» Instructions to follow:
Reproduce each line of the entries that carries "layout".
== Segment start ==
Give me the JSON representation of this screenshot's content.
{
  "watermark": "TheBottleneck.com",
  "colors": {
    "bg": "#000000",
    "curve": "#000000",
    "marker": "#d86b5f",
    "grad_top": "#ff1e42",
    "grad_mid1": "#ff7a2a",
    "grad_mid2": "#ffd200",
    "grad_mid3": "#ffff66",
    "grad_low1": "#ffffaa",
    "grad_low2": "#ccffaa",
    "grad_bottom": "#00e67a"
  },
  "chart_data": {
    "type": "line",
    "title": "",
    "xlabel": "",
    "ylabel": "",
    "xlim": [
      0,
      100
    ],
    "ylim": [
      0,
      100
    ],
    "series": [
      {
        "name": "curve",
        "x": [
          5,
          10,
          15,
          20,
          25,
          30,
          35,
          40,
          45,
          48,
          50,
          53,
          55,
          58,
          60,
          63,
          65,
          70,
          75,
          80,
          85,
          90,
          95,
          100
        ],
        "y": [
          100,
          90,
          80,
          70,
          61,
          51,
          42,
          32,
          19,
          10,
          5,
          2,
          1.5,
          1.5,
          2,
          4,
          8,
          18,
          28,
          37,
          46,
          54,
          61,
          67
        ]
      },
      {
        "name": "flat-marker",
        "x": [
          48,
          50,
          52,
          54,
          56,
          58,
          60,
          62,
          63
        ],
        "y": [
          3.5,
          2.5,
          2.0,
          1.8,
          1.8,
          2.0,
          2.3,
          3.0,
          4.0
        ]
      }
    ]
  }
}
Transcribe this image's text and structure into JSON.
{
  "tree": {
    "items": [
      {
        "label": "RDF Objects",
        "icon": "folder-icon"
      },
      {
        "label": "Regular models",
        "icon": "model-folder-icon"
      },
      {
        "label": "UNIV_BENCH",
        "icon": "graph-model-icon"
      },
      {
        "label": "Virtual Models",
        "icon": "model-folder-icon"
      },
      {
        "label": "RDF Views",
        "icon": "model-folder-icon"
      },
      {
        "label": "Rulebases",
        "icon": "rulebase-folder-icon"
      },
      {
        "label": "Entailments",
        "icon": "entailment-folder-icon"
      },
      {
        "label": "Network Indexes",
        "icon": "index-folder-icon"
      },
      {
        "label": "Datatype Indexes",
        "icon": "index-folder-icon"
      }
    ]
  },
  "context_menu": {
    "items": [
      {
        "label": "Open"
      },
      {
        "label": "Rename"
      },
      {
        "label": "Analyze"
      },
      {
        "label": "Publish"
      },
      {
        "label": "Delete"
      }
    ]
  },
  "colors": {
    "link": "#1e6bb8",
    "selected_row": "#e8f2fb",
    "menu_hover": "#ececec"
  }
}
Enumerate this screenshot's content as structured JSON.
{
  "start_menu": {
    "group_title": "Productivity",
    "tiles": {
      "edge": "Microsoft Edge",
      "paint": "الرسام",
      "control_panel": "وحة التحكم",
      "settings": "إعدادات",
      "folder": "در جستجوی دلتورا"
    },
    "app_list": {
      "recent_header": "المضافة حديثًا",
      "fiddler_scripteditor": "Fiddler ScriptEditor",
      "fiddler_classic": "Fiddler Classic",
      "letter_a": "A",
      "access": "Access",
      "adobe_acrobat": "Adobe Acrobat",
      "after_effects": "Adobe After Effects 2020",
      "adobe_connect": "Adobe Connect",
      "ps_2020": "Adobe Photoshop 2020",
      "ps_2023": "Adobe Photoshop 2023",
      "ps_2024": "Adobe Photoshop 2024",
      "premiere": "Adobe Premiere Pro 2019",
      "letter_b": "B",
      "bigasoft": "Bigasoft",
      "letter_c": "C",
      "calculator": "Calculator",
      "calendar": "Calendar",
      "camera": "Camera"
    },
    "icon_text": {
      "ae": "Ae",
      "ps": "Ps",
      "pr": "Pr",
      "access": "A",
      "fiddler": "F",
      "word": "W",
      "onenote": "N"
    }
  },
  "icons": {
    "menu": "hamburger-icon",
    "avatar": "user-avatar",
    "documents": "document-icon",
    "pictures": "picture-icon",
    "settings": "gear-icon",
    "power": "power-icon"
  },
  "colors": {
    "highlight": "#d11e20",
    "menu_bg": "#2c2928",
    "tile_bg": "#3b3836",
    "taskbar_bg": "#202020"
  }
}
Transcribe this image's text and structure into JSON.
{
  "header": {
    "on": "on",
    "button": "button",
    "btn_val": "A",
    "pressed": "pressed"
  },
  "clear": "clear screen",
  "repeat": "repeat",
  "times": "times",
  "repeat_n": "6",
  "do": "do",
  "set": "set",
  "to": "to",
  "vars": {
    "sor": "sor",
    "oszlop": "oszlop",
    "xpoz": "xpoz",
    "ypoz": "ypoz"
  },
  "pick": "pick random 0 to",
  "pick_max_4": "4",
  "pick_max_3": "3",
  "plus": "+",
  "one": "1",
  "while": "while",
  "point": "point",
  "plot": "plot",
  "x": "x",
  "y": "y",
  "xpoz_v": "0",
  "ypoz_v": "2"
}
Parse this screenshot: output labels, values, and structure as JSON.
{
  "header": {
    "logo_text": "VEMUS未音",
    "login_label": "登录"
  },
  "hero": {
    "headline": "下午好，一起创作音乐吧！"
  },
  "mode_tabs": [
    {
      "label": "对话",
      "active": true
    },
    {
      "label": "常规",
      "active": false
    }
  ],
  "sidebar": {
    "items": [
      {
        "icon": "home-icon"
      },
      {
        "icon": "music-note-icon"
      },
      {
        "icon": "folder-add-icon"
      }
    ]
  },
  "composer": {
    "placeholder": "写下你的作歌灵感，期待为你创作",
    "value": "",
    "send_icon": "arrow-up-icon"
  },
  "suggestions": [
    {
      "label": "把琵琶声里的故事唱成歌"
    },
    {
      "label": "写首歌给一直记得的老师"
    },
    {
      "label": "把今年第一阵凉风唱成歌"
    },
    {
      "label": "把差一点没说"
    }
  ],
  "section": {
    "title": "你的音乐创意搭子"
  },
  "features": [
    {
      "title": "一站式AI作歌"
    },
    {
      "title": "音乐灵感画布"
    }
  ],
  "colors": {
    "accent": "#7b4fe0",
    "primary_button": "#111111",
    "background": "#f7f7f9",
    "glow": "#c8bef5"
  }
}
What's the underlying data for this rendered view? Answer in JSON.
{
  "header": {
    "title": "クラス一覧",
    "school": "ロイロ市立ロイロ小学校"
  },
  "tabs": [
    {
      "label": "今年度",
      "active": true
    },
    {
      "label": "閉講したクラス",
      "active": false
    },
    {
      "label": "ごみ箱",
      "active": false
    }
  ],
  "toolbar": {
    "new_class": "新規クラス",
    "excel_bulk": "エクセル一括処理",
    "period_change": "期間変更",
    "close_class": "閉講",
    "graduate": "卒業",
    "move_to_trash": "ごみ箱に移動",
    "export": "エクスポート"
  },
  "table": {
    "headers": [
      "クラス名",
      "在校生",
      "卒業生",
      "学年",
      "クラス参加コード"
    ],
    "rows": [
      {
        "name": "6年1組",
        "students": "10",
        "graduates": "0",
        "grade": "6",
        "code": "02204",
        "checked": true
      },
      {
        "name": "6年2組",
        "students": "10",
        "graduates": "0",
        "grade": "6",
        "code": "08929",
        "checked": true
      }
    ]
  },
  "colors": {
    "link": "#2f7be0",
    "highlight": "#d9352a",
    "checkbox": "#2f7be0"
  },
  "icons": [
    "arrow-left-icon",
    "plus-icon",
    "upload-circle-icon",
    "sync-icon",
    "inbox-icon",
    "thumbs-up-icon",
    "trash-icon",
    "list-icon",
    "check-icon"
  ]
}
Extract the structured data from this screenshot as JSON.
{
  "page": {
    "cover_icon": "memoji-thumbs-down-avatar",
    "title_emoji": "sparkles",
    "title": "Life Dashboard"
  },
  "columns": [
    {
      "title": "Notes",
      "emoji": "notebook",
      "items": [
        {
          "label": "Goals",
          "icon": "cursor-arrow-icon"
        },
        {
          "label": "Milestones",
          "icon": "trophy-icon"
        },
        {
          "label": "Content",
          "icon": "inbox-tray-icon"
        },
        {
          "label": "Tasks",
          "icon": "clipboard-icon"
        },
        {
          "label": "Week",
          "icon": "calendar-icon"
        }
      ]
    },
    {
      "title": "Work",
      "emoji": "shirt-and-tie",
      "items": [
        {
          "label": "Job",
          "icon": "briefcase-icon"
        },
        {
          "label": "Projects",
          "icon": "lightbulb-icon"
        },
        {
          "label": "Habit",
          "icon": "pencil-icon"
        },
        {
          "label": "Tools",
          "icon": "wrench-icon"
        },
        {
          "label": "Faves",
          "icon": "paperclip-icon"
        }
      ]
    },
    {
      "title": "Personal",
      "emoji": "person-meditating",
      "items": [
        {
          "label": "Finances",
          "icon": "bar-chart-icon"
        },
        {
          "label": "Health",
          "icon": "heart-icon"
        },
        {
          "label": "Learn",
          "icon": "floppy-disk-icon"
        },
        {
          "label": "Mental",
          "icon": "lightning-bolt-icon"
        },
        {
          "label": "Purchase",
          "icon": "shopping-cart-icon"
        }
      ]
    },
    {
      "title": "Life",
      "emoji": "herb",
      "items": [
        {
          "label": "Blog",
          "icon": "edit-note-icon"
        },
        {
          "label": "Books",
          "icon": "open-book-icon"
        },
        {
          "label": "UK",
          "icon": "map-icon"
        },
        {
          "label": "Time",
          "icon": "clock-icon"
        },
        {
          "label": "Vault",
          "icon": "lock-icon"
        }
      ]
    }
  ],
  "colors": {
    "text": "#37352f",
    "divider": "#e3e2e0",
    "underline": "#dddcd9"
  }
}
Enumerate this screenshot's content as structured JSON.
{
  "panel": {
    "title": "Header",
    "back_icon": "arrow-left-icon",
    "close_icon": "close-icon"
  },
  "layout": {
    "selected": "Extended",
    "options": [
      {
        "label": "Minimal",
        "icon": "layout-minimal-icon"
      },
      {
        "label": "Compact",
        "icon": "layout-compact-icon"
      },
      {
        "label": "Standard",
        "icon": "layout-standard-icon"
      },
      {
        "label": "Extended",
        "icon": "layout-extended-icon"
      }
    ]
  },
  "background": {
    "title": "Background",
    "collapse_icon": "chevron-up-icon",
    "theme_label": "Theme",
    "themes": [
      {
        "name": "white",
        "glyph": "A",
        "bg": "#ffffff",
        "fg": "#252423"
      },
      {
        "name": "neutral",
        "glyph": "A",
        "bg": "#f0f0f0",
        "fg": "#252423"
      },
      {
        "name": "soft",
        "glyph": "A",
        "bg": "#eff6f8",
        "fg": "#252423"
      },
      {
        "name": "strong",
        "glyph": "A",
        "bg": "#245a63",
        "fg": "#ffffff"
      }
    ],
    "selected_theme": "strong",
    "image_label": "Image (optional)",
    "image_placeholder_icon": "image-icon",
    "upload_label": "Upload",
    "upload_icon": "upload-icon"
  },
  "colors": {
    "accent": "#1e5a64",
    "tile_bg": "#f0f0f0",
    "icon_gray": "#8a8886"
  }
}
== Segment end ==
» Result below:
  "layout": {
        "icon": "layout-minimal-icon"
        "icon": "layout-compact-icon"
        "icon": "layout-standard-icon"
        "icon": "layout-extended-icon"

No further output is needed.